[aprssig] RE: Delayed packets
mconner at aer.com
mconner at aer.com
Wed Jun 7 12:43:19 CDT 2006
>> Another (uglier) fix is to perform more dupe checking at the
>> core servers. From a previous post, the dupe checking is
>> limited to 30 seconds to allow repeat transmissions of
>> messages through. Could a longer filtering time be applied
>> to posits only? Something like 300 seconds would catch all
>> but the most egregious cases.
>The dupe check is independent of APRS packet type so this is not an
I know it *is now* independent of packet type, but does it have to be, and why?
>There are a couple of misconceptions: first, findU is not part of the
>puzzle other than the fact its database can be queried. As I pointed
>out earlier, findU is not APRS-IS. findU is a database application
>(like aprsworld.net and www.jfindu.net) that gets its data from APRS-IS
>but it has no affect on any latencies in the APRS network since it is a
No misconception here. FindU is simply a diagnostic tool in this case, not a suspected problem source for this issue. The FindU time hack (its time of receipt) is to a decent approximation the time of receipt of the packet in the APRS-IS. The delay from actual entry into the APRS-IS to the entry into the FindU database is far, far less than the few minutes' delay where we see duplicate posits.

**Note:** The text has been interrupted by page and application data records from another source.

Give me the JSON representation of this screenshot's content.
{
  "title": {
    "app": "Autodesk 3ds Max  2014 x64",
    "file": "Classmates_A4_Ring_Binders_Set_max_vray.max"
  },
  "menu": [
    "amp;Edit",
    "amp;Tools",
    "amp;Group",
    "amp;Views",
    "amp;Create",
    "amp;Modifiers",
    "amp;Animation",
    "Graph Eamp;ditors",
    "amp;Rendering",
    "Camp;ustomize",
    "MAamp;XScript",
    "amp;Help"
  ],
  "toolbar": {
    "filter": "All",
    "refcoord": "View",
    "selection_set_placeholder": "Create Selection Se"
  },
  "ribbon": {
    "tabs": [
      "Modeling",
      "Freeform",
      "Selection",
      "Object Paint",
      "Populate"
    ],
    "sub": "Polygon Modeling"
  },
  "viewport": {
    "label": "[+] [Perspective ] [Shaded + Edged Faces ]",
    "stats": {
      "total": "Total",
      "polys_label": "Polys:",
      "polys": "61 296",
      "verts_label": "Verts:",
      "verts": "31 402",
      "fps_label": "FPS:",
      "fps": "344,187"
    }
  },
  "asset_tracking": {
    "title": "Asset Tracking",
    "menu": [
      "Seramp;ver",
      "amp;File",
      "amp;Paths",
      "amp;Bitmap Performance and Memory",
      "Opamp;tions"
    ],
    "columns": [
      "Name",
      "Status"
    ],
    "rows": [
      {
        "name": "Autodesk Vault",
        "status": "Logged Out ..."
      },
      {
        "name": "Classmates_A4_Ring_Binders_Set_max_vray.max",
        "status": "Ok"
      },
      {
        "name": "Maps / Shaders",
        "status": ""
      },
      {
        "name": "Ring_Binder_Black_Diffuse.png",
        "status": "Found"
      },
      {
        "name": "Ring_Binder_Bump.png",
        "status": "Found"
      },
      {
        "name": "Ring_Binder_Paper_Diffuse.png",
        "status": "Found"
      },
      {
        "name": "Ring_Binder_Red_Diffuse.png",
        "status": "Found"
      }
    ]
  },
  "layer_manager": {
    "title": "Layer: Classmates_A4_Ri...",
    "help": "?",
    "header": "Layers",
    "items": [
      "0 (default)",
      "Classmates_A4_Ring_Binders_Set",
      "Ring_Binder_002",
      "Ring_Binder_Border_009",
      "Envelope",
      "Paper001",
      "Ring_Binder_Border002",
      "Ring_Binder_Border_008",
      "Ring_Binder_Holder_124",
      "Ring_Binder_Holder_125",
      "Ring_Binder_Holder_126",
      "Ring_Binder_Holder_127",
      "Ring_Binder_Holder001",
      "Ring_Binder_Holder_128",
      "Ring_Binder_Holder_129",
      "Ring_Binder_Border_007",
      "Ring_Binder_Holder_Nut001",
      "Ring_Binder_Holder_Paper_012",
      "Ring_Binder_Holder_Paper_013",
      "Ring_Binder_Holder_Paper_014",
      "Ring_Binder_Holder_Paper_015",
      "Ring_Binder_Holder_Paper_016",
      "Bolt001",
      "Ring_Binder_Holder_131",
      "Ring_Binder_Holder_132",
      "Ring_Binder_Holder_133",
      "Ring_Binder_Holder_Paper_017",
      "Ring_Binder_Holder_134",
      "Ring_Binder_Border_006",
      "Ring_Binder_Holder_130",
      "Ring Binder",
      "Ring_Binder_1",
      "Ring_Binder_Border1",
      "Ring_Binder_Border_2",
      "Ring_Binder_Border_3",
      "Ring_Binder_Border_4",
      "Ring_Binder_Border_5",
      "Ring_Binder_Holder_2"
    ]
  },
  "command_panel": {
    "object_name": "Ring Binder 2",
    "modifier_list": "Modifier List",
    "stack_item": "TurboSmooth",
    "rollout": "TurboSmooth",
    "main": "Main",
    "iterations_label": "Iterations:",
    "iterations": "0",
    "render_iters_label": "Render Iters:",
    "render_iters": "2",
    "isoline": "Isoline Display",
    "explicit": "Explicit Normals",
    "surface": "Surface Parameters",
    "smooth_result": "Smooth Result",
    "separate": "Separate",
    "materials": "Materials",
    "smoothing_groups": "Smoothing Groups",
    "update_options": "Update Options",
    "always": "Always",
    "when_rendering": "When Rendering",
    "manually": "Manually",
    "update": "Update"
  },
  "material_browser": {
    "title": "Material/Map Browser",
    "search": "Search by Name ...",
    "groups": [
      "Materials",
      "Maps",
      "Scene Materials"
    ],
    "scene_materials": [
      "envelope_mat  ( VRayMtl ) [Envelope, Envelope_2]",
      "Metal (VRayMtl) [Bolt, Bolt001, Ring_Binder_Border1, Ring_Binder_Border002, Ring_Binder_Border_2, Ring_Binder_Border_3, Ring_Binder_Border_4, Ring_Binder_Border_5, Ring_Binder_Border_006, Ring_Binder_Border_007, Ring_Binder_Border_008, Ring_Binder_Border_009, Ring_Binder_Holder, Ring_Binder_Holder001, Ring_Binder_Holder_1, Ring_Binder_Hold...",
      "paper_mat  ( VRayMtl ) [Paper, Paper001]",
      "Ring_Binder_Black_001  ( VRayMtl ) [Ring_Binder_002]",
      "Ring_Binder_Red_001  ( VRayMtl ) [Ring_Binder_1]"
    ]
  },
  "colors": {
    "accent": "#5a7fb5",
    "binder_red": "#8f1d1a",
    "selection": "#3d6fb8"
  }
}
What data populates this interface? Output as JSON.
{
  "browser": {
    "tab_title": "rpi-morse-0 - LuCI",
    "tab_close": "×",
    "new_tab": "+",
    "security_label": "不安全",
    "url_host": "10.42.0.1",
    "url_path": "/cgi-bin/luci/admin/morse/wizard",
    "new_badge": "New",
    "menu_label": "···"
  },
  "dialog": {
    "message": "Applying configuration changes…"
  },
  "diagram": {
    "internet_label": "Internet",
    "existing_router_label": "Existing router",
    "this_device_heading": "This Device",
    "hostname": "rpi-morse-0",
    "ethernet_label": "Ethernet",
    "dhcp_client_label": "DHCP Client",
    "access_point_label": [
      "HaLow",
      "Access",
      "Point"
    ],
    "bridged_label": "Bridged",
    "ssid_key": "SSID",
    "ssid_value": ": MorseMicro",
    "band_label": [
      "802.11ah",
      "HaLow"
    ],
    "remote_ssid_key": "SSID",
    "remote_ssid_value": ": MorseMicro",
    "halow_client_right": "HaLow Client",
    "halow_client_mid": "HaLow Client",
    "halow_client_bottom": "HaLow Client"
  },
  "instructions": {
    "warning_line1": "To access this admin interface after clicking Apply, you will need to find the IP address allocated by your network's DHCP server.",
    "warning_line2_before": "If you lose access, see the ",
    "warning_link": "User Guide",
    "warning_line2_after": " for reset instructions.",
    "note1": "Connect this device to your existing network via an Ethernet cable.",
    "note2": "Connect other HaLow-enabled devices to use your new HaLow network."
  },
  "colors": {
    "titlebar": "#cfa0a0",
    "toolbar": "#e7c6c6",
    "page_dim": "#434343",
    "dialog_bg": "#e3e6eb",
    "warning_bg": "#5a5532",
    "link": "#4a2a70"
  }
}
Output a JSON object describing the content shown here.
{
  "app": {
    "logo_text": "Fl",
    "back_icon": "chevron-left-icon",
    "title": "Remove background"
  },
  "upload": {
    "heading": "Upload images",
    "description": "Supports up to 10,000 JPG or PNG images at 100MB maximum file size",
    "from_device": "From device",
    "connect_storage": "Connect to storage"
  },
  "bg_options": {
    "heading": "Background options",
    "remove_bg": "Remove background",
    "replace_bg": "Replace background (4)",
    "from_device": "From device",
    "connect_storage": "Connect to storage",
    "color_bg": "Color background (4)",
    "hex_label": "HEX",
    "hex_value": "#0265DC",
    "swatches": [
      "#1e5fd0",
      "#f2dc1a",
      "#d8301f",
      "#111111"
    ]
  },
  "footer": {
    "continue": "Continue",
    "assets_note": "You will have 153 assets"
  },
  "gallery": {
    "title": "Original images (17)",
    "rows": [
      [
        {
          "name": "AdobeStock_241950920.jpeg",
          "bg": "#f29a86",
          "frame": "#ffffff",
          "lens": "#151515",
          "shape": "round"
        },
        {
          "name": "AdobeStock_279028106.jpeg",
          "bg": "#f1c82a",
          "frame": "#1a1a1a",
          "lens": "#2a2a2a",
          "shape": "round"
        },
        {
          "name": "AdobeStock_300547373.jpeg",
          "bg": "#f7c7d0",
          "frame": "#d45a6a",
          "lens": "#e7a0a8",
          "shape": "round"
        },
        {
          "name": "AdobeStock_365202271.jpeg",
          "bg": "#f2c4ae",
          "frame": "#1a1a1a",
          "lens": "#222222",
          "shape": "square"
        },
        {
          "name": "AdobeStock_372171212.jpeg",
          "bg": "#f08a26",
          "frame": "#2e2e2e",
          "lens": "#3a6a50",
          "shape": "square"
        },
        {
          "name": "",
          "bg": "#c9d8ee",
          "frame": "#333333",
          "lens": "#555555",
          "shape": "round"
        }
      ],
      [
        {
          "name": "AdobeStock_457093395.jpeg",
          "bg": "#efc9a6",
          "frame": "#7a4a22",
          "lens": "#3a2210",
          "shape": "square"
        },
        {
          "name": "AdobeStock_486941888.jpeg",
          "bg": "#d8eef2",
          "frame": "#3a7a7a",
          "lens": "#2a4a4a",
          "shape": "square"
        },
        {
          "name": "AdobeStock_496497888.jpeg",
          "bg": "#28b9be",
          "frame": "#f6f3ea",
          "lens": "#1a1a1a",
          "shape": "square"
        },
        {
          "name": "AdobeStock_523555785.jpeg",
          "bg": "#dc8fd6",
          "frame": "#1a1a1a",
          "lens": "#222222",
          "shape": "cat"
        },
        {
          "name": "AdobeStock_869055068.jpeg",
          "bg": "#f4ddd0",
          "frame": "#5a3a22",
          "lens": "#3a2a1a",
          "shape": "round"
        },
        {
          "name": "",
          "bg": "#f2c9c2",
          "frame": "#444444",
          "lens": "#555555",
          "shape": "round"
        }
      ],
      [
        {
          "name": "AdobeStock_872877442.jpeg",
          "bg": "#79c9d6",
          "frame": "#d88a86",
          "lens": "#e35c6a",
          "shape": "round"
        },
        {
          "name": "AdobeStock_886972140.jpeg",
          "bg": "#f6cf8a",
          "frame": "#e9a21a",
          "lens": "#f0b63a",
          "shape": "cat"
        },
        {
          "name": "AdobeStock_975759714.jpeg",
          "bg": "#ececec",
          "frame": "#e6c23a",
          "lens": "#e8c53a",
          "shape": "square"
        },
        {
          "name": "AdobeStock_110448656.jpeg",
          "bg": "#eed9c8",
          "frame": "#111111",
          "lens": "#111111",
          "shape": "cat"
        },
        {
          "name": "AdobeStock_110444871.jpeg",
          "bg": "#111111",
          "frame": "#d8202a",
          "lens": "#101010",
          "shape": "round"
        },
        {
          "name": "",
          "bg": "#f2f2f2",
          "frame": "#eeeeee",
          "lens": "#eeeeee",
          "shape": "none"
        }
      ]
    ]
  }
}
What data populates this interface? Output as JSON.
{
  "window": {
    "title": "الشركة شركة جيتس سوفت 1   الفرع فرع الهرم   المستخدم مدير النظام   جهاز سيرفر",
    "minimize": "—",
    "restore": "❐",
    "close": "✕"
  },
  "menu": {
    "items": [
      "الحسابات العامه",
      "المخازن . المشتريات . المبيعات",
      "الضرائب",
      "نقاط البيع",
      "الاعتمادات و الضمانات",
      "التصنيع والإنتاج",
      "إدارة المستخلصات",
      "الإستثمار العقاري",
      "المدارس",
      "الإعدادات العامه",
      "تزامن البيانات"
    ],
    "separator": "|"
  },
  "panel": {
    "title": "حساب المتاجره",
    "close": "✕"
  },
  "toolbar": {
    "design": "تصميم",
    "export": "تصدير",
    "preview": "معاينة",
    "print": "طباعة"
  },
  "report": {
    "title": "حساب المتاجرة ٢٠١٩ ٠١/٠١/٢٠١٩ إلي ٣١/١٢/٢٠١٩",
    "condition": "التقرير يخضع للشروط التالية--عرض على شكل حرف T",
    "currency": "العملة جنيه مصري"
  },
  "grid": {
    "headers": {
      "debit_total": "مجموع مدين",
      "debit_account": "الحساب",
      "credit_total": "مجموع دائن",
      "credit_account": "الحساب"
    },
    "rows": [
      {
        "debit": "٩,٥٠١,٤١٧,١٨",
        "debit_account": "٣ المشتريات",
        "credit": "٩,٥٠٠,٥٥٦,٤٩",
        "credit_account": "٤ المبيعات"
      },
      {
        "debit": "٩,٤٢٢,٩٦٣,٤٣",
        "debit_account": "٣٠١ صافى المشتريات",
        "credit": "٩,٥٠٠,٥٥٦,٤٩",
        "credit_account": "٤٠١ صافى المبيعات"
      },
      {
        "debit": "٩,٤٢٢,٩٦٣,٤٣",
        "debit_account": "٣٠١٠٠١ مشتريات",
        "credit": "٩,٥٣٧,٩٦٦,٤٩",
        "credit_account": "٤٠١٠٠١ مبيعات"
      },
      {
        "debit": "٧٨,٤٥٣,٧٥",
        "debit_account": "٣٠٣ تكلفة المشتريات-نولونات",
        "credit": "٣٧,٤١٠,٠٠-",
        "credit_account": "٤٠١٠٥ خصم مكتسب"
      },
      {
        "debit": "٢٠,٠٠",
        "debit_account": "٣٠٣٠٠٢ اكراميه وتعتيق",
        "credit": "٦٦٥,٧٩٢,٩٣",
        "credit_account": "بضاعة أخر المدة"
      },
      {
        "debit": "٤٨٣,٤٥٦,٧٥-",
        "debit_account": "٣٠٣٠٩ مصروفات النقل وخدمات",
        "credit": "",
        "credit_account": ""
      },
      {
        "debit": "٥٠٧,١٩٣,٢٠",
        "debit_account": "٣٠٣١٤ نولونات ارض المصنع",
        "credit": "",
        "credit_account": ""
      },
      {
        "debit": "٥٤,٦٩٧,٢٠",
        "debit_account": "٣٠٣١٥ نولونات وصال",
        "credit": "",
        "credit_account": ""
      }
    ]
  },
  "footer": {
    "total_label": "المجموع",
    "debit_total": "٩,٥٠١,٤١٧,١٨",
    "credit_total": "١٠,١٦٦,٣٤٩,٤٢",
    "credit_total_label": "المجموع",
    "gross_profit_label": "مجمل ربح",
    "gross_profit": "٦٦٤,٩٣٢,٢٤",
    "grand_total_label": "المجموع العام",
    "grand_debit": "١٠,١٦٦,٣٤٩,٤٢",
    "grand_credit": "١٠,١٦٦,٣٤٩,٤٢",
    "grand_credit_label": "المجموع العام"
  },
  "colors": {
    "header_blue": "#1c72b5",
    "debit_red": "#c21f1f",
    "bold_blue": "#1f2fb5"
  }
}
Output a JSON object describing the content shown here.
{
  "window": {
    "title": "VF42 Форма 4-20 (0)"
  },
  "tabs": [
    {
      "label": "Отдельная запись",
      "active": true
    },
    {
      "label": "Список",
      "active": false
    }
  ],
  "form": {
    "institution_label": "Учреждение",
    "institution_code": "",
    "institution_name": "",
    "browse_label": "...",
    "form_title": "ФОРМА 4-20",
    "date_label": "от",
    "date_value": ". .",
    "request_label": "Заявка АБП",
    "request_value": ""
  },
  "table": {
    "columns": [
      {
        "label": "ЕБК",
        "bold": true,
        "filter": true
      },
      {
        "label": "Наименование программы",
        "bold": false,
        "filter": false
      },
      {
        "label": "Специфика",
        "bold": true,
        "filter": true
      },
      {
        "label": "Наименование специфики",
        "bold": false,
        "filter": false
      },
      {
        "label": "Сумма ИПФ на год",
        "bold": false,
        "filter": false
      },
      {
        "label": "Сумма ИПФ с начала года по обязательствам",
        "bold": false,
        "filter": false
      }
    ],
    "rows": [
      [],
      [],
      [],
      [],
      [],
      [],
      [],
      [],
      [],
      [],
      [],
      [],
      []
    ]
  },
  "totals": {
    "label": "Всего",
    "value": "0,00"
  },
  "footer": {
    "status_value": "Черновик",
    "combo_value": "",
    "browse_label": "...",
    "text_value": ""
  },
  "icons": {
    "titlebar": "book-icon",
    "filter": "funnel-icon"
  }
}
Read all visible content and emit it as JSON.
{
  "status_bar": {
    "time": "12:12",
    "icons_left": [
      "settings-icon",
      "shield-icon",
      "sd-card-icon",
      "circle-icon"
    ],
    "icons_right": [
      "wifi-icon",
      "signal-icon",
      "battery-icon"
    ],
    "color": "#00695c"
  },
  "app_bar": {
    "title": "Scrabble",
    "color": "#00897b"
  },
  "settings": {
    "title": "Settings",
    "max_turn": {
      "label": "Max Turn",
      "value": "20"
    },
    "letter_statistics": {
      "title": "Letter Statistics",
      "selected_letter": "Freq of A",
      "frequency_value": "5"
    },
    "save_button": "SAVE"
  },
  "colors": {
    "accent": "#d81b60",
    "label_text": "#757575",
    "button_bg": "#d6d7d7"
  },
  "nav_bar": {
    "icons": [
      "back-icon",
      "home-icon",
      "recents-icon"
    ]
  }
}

>Second, not everyone connects to the core
>servers. In fact, less than half do and that keeps those core servers
>running because they require significantly less bandwidth than would be
>required if everyone connected to them.
I probably should not have said "core servers", but wherever the 30-second dupe checking is performed.
>This is why the diagnostics must be done at the IGate and entry-level
>server. This is the only place where a true analysis can be done.
>Unfortunately, someone looks at their TNC window and says "it all looks
>ok to me" without realizing that the packets could be unduly delayed
>because of serial driver issues (like the USB issue mentioned earlier)
>or because of a TCP/IP buffering issue on the network side of the
This is true to conclusively prove that an IGate is the problem. However, this buffering would probably be invisible to the IGate owner unless a duplicate system was running right next to it that did not have these issues. Because this problem tends to come and go, I don't see this as a viable diagnostic alternative.
We can, however, gather evidence as I laid out before. I agree it's not 100%, but I think the overall system performance and information readily available is good enough to start isolating the problem in this manner. If these duplicate posits in the APRS-IS client stream consistently indicate one application as the source, then we have narrowed the issue down a bit. If it doesn't, then it is more likely to be serial or TCP/IP buffering issues that are independent of APRS application. My own anecdotal experience points to one application, but I'd like more information.
The alternative is to throw up our hands, say that we are unable to get the data necessary to prove conclusively the source of the problem, and just "live with it". I say that we can collect enough (imperfect) data with the tools at hand to better characterize the problem. It's not enough to convict anyone in a court of law, but it certainly is enough to target further investigation.
I really think any internet user of the APRS-IS, whether it's FindU users, IGates, or whatever, should be concerned about this. If an duplicate report is the last one received, FindU reports that old position as the "latest" one. Similarly, APRS clients who use the APRS-IS for their data will also display an old position. This has happened to me relatively frequently where I check FindU for a mobile station and have to go to the "raw data" display to make sure what I'm seeing is truly the latest position sent out by that mobile.
73 de Mark N9XTN
More information about the aprssig